Consider choosing natural dog treats as a healthy alternative for your best friend. Every pet store has an entire aisle of dog treats, and given that about half this nation's pets are overweight, I am not sure that's really necessary. Most packages tout various meats: Real bacon flavor! Sizzling steak! Wholesome chicken! Moist liver! See a trend here? Meat. Check the labels to see how much meat the treat actually contains.
Most dog treats are very high in fat, which makes them more palatable to the dog. Fats go rancid very quickly, which is why high-fat products need to be heavily laced with preservatives.
Many items in your refrigerator, carrots, pieces of cheese or meats, are a perfectly good alternative and often more healthful dog treats. If you give lots of treats to your dog, remember to adjust his daily food ration accordingly.
Treats for training should be very small, highly flavored and soft. Cut-up hot dogs make excellent, nutritious and inexpensive training treats.
Since dogs are carnivores, the best treats are meat or meat-based. Despite what the packaging says about all the great meat in commercial dog treats, reading the ingredient list tells quite a different story. Are all dog treats really better than some people food?
Here is the ingredient list from a very popular steak-flavored treat that costs $18 per pound. (Where's the steak? Steak doesn't even cost $18 a pound):
Ground wheat, corn gluten meal, water, wheat flour, ground yellow corn, sugar, glycerin, liver, hydrogenated starch hydrolysate, chicken by-product meal, beef meal, corn starch-modified, soybean meal, salt, pork fat preserved with BHA, natural andartificial flavors, phosphoric acid, dried whey, sorbic acid (a preservative), added color (Red 40 and other color), animal digest, gelatin, calcium propionate (a preservative), hydrolyzed soy proteinisolate, natural steak flavor, BHA (a preservative), citric acid.
Here is the ingredient list for jerky sticks sold for people, costing $13.00 per pound:
Beef, liquid smoke flavor.
And the ingredients for low-fat beef hot dogs, .99 per pound:
Beef, pork, water, corn syrup, modified food starch.
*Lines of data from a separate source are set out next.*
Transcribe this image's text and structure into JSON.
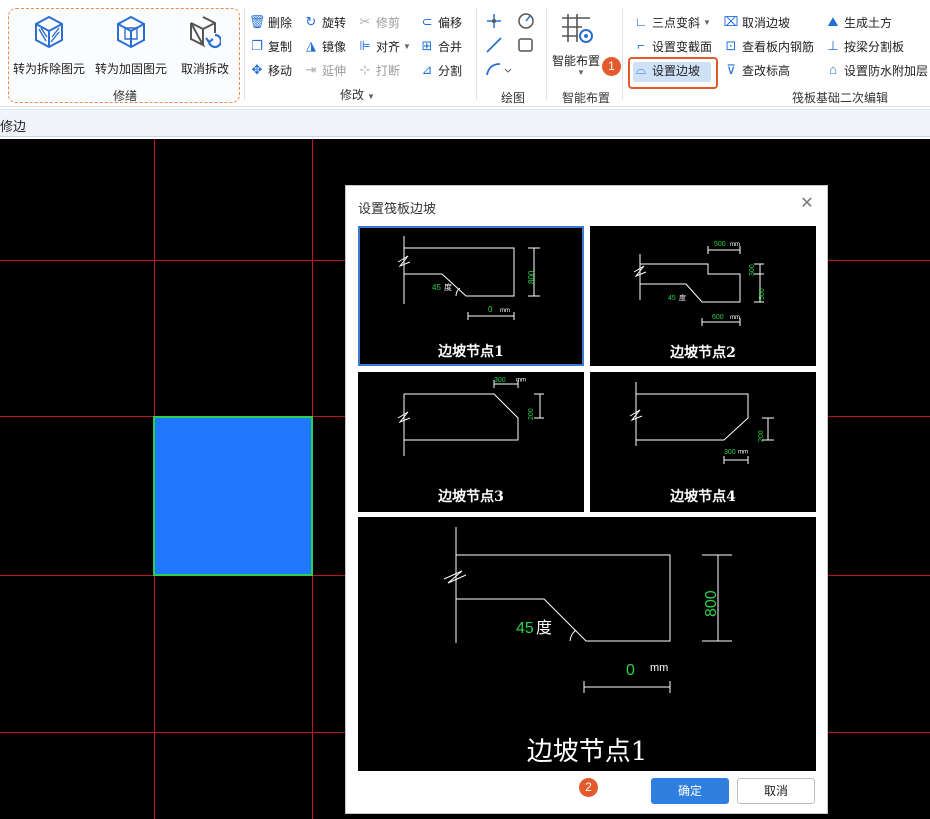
{
  "ribbon": {
    "repair_group": {
      "title": "修缮",
      "buttons": [
        {
          "label": "转为拆除图元",
          "icon": "cube-hatched-icon"
        },
        {
          "label": "转为加固图元",
          "icon": "cube-reinforce-icon"
        },
        {
          "label": "取消拆改",
          "icon": "cube-undo-icon"
        }
      ]
    },
    "modify_group": {
      "title": "修改",
      "col1": [
        {
          "label": "删除",
          "icon": "trash-icon",
          "enabled": true
        },
        {
          "label": "复制",
          "icon": "copy-icon",
          "enabled": true
        },
        {
          "label": "移动",
          "icon": "move-icon",
          "enabled": true
        }
      ],
      "col2": [
        {
          "label": "旋转",
          "icon": "rotate-icon",
          "enabled": true
        },
        {
          "label": "镜像",
          "icon": "mirror-icon",
          "enabled": true
        },
        {
          "label": "延伸",
          "icon": "extend-icon",
          "enabled": false
        }
      ],
      "col3": [
        {
          "label": "修剪",
          "icon": "trim-icon",
          "enabled": false
        },
        {
          "label": "对齐",
          "icon": "align-icon",
          "enabled": true
        },
        {
          "label": "打断",
          "icon": "break-icon",
          "enabled": false
        }
      ],
      "col4": [
        {
          "label": "偏移",
          "icon": "offset-icon",
          "enabled": true
        },
        {
          "label": "合并",
          "icon": "merge-icon",
          "enabled": true
        },
        {
          "label": "分割",
          "icon": "split-icon",
          "enabled": true
        }
      ]
    },
    "draw_group": {
      "title": "绘图"
    },
    "smart_group": {
      "title": "智能布置",
      "button_label": "智能布置"
    },
    "raft_group": {
      "title": "筏板基础二次编辑",
      "col1": [
        {
          "label": "三点变斜",
          "icon": "three-point-slope-icon"
        },
        {
          "label": "设置变截面",
          "icon": "variable-section-icon"
        },
        {
          "label": "设置边坡",
          "icon": "set-side-slope-icon"
        }
      ],
      "col2": [
        {
          "label": "取消边坡",
          "icon": "cancel-slope-icon"
        },
        {
          "label": "查看板内钢筋",
          "icon": "view-rebar-icon"
        },
        {
          "label": "查改标高",
          "icon": "edit-elevation-icon"
        }
      ],
      "col3": [
        {
          "label": "生成土方",
          "icon": "earthwork-icon"
        },
        {
          "label": "按梁分割板",
          "icon": "split-by-beam-icon"
        },
        {
          "label": "设置防水附加层",
          "icon": "waterproof-layer-icon"
        }
      ]
    },
    "badge1": "1"
  },
  "command_bar": {
    "text": "修边"
  },
  "dialog": {
    "title": "设置筏板边坡",
    "options": [
      {
        "caption": "边坡节点1",
        "selected": true,
        "angle_value": "45",
        "angle_unit": "度",
        "width_value": "0",
        "unit": "mm",
        "height_value": "800"
      },
      {
        "caption": "边坡节点2",
        "selected": false,
        "angle_value": "45",
        "angle_unit": "度",
        "top_value": "500",
        "bottom_value": "600",
        "unit": "mm",
        "height1_value": "300",
        "height2_value": "500"
      },
      {
        "caption": "边坡节点3",
        "selected": false,
        "top_value": "300",
        "unit": "mm",
        "height_value": "200"
      },
      {
        "caption": "边坡节点4",
        "selected": false,
        "bottom_value": "300",
        "unit": "mm",
        "height_value": "200"
      }
    ],
    "preview": {
      "caption": "边坡节点1",
      "angle_value": "45",
      "angle_unit": "度",
      "width_value": "0",
      "unit": "mm",
      "height_value": "800"
    },
    "ok_label": "确定",
    "cancel_label": "取消",
    "badge2": "2"
  },
  "colors": {
    "accent": "#2f7fe0",
    "highlight": "#e35b2c",
    "grid": "#c8141e",
    "slab": "#1f78ff",
    "dimension": "#2bd14a"
  }
}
Contains less than 2% of the following: potassium lactate, sodium lactate, dextrose, hydrolized soy protein, sodium erythorbate, sugar, sorbitol, extract of paprika.
Make up your own mind, of course, but I certainly know which of these I'd rather not feed on a regular basis.
If you want to give your dog treats (and by the way, dogs don't actually need treats, no matter what they tell you), give them something a bit more healthful than highly processed pieces of fat and grains molded into artificially colored lumps. There are many good dog treats and chews available. Better, and often cheaper, why not give your dog actual meat, fresh or cooked vegetable pieces or cheese? Even Cheerios--which most dogs love--would be a better choice than some of the expensive, preservative-laced things they sell for dogs.
For training classes, hot dogs fill the bill perfectly; they're mostly what I use. Liverwurst, lunch meat and cheddar cheese also work very well.
Don't overindulge your dog, and realize you have many healthy choices when it comes to dog treats!
So you approached crate training with patience and persistence and it is still not working for you and your dog. Crate training is not for everyone and is definitely not for every dog. This does not mean that you have a "bad dog" or that there is something wrong with your dog.